Agre, Peter Courtland
Peter Courtland Agre, 1949–, American molecular biologist, b. Northfield, Minn., M.D. Johns Hopkins, 1974. From 1981 to 2005, Agre taught at Johns Hopkins in the departments of medicine and cell biology. He joined the Duke Univ. Medical Center in Durham, N.C., in 2005 as vice chancellor for science and technology. Agre shared the 2003 Nobel Prize in Chemistry with Roderick MacKinnon for discoveries concerning channels in cell membranes, with Agre's work focusing on water channels and McKinnon's on ion channels. Agre is credited with discovering how water is transported into and out of cells, facilitated by water-channel proteins called aquaporins. Aquaporins are part of the blood-brain barrier and are also associated with water transport in skeletal muscle, the lungs, and the kidneys.
"Agre, Peter Courtland." The Columbia Encyclopedia, 6th ed.. . Encyclopedia.com. (November 18, 2018). https://www.encyclopedia.com/reference/encyclopedias-almanacs-transcripts-and-maps/agre-peter-courtland
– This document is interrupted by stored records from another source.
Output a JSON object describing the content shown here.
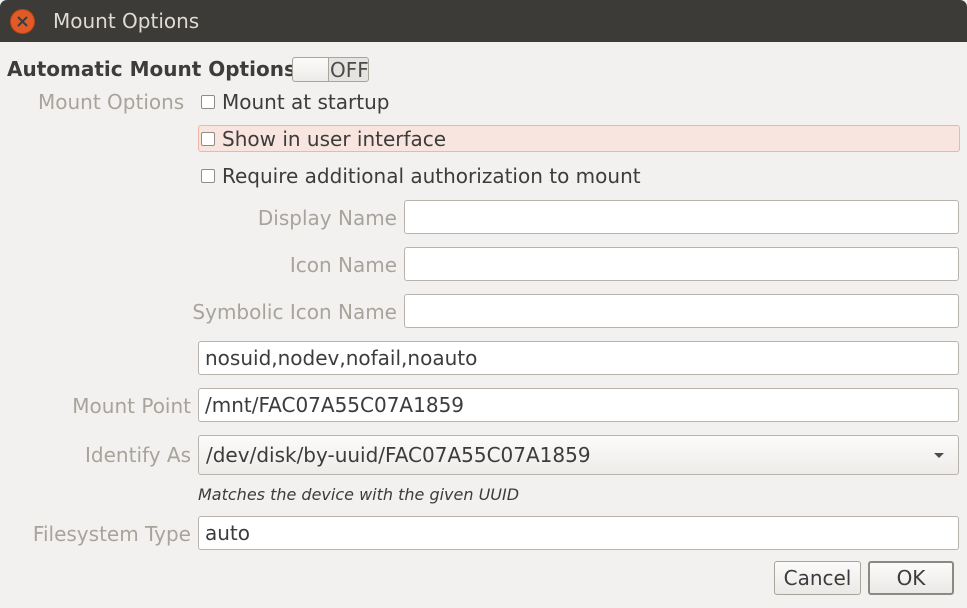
{
  "window": {
    "title": "Mount Options"
  },
  "automatic": {
    "heading": "Automatic Mount Options",
    "switch_state": "OFF"
  },
  "mount_options": {
    "label": "Mount Options",
    "checkboxes": [
      {
        "label": "Mount at startup",
        "checked": false
      },
      {
        "label": "Show in user interface",
        "checked": false
      },
      {
        "label": "Require additional authorization to mount",
        "checked": false
      }
    ]
  },
  "fields": {
    "display_name": {
      "label": "Display Name",
      "value": ""
    },
    "icon_name": {
      "label": "Icon Name",
      "value": ""
    },
    "symbolic_icon_name": {
      "label": "Symbolic Icon Name",
      "value": ""
    },
    "options_string": {
      "value": "nosuid,nodev,nofail,noauto"
    },
    "mount_point": {
      "label": "Mount Point",
      "value": "/mnt/FAC07A55C07A1859"
    },
    "identify_as": {
      "label": "Identify As",
      "value": "/dev/disk/by-uuid/FAC07A55C07A1859",
      "hint": "Matches the device with the given UUID"
    },
    "filesystem_type": {
      "label": "Filesystem Type",
      "value": "auto"
    }
  },
  "buttons": {
    "cancel": "Cancel",
    "ok": "OK"
  },
  "colors": {
    "titlebar": "#3c3b37",
    "close": "#e25a28",
    "highlight": "#f9e5df",
    "window_bg": "#f2f1f0"
  }
}
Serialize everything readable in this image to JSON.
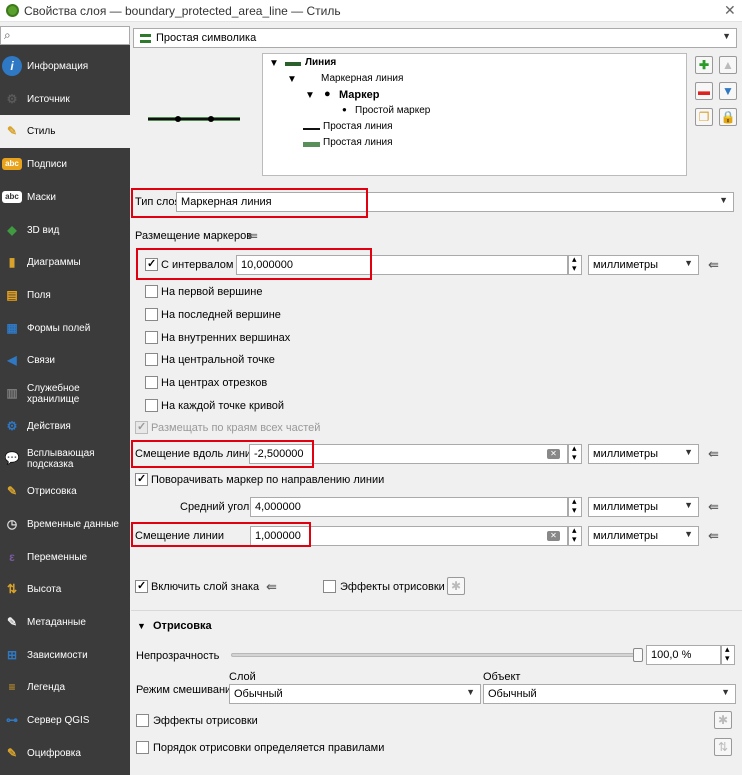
{
  "window": {
    "title": "Свойства слоя — boundary_protected_area_line — Стиль",
    "close": "✕"
  },
  "sidebar": {
    "search_placeholder": "",
    "items": [
      {
        "label": "Информация",
        "glyph": "i",
        "color": "#2f78c4",
        "icon": "info-icon"
      },
      {
        "label": "Источник",
        "glyph": "⚙",
        "color": "#5a5a5a",
        "icon": "source-wrench-icon"
      },
      {
        "label": "Стиль",
        "glyph": "✎",
        "color": "#d9a22a",
        "icon": "style-brush-icon"
      },
      {
        "label": "Подписи",
        "glyph": "abc",
        "color": "#e8a21b",
        "icon": "labels-abc-icon"
      },
      {
        "label": "Маски",
        "glyph": "abc",
        "color": "#ffffff",
        "icon": "masks-abc-icon"
      },
      {
        "label": "3D вид",
        "glyph": "◆",
        "color": "#3f9b3f",
        "icon": "3d-cube-icon"
      },
      {
        "label": "Диаграммы",
        "glyph": "▮",
        "color": "#d9a22a",
        "icon": "diagrams-bar-icon"
      },
      {
        "label": "Поля",
        "glyph": "▤",
        "color": "#e8a21b",
        "icon": "fields-table-icon"
      },
      {
        "label": "Формы полей",
        "glyph": "▦",
        "color": "#2f78c4",
        "icon": "forms-icon"
      },
      {
        "label": "Связи",
        "glyph": "◀",
        "color": "#2f78c4",
        "icon": "joins-icon"
      },
      {
        "label": "Служебное хранилище",
        "glyph": "▥",
        "color": "#7a7a7a",
        "icon": "storage-icon"
      },
      {
        "label": "Действия",
        "glyph": "⚙",
        "color": "#2f78c4",
        "icon": "actions-gear-icon"
      },
      {
        "label": "Всплывающая подсказка",
        "glyph": "💬",
        "color": "#e8c21b",
        "icon": "tooltip-bubble-icon"
      },
      {
        "label": "Отрисовка",
        "glyph": "✎",
        "color": "#d9a22a",
        "icon": "rendering-brush-icon"
      },
      {
        "label": "Временные данные",
        "glyph": "◷",
        "color": "#dddddd",
        "icon": "temporal-clock-icon"
      },
      {
        "label": "Переменные",
        "glyph": "ε",
        "color": "#7a5aa0",
        "icon": "variables-icon"
      },
      {
        "label": "Высота",
        "glyph": "⇅",
        "color": "#d9a22a",
        "icon": "elevation-icon"
      },
      {
        "label": "Метаданные",
        "glyph": "✎",
        "color": "#eeeeee",
        "icon": "metadata-icon"
      },
      {
        "label": "Зависимости",
        "glyph": "⊞",
        "color": "#2f78c4",
        "icon": "dependencies-icon"
      },
      {
        "label": "Легенда",
        "glyph": "≡",
        "color": "#d9a22a",
        "icon": "legend-icon"
      },
      {
        "label": "Сервер QGIS",
        "glyph": "⊶",
        "color": "#2f78c4",
        "icon": "qgis-server-icon"
      },
      {
        "label": "Оцифровка",
        "glyph": "✎",
        "color": "#d9a22a",
        "icon": "digitizing-icon"
      }
    ]
  },
  "renderer": {
    "label": "Простая символика"
  },
  "tree": {
    "root": "Линия",
    "marker_line": "Маркерная линия",
    "marker": "Маркер",
    "simple_marker": "Простой маркер",
    "simple_line_1": "Простая линия",
    "simple_line_2": "Простая линия"
  },
  "layer_type": {
    "label": "Тип слоя",
    "value": "Маркерная линия"
  },
  "placement": {
    "header": "Размещение маркеров",
    "interval_label": "С интервалом",
    "interval_value": "10,000000",
    "interval_unit": "миллиметры",
    "options": [
      "На первой вершине",
      "На последней вершине",
      "На внутренних вершинах",
      "На центральной точке",
      "На центрах отрезков",
      "На каждой точке кривой"
    ],
    "place_on_parts": "Размещать по краям всех частей"
  },
  "offset_along": {
    "label": "Смещение вдоль линии",
    "value": "-2,500000",
    "unit": "миллиметры"
  },
  "rotate": {
    "label": "Поворачивать маркер по направлению линии"
  },
  "avg_angle": {
    "label": "Средний угол",
    "value": "4,000000",
    "unit": "миллиметры"
  },
  "line_offset": {
    "label": "Смещение линии",
    "value": "1,000000",
    "unit": "миллиметры"
  },
  "enable_layer": {
    "label": "Включить слой знака"
  },
  "draw_effects_top": {
    "label": "Эффекты отрисовки"
  },
  "rendering": {
    "header": "Отрисовка",
    "opacity_label": "Непрозрачность",
    "opacity_value": "100,0 %",
    "opacity": 1.0,
    "blend_label": "Режим смешивания",
    "layer_col": "Слой",
    "object_col": "Объект",
    "layer_blend": "Обычный",
    "object_blend": "Обычный",
    "effects": "Эффекты отрисовки",
    "order": "Порядок отрисовки определяется правилами"
  }
}
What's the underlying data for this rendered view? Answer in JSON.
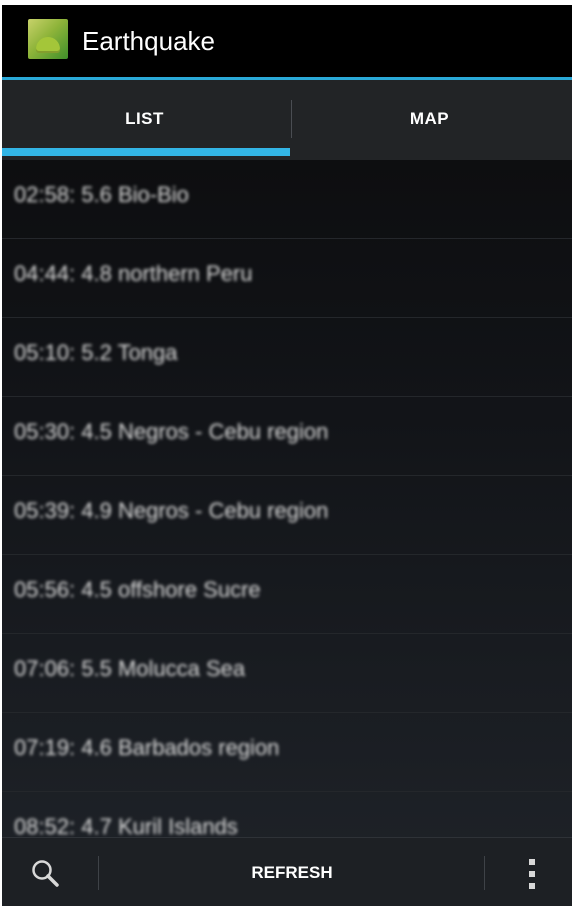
{
  "app": {
    "title": "Earthquake",
    "icon": "android-app-icon"
  },
  "tabs": [
    {
      "label": "LIST",
      "selected": true
    },
    {
      "label": "MAP",
      "selected": false
    }
  ],
  "earthquakes": [
    "02:58: 5.6 Bio-Bio",
    "04:44: 4.8 northern Peru",
    "05:10: 5.2 Tonga",
    "05:30: 4.5 Negros - Cebu region",
    "05:39: 4.9 Negros - Cebu region",
    "05:56: 4.5 offshore Sucre",
    "07:06: 5.5 Molucca Sea",
    "07:19: 4.6 Barbados region",
    "08:52: 4.7 Kuril Islands"
  ],
  "bottom_bar": {
    "search_icon": "search-icon",
    "refresh_label": "REFRESH",
    "overflow_icon": "overflow-menu-icon"
  },
  "colors": {
    "accent": "#33b5e5",
    "background": "#0a0a0b",
    "text": "#ffffff"
  }
}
"Agre, Peter Courtland." The Columbia Encyclopedia, 6th ed.. . Retrieved November 18, 2018 from Encyclopedia.com: https://www.encyclopedia.com/reference/encyclopedias-almanacs-transcripts-and-maps/agre-peter-courtland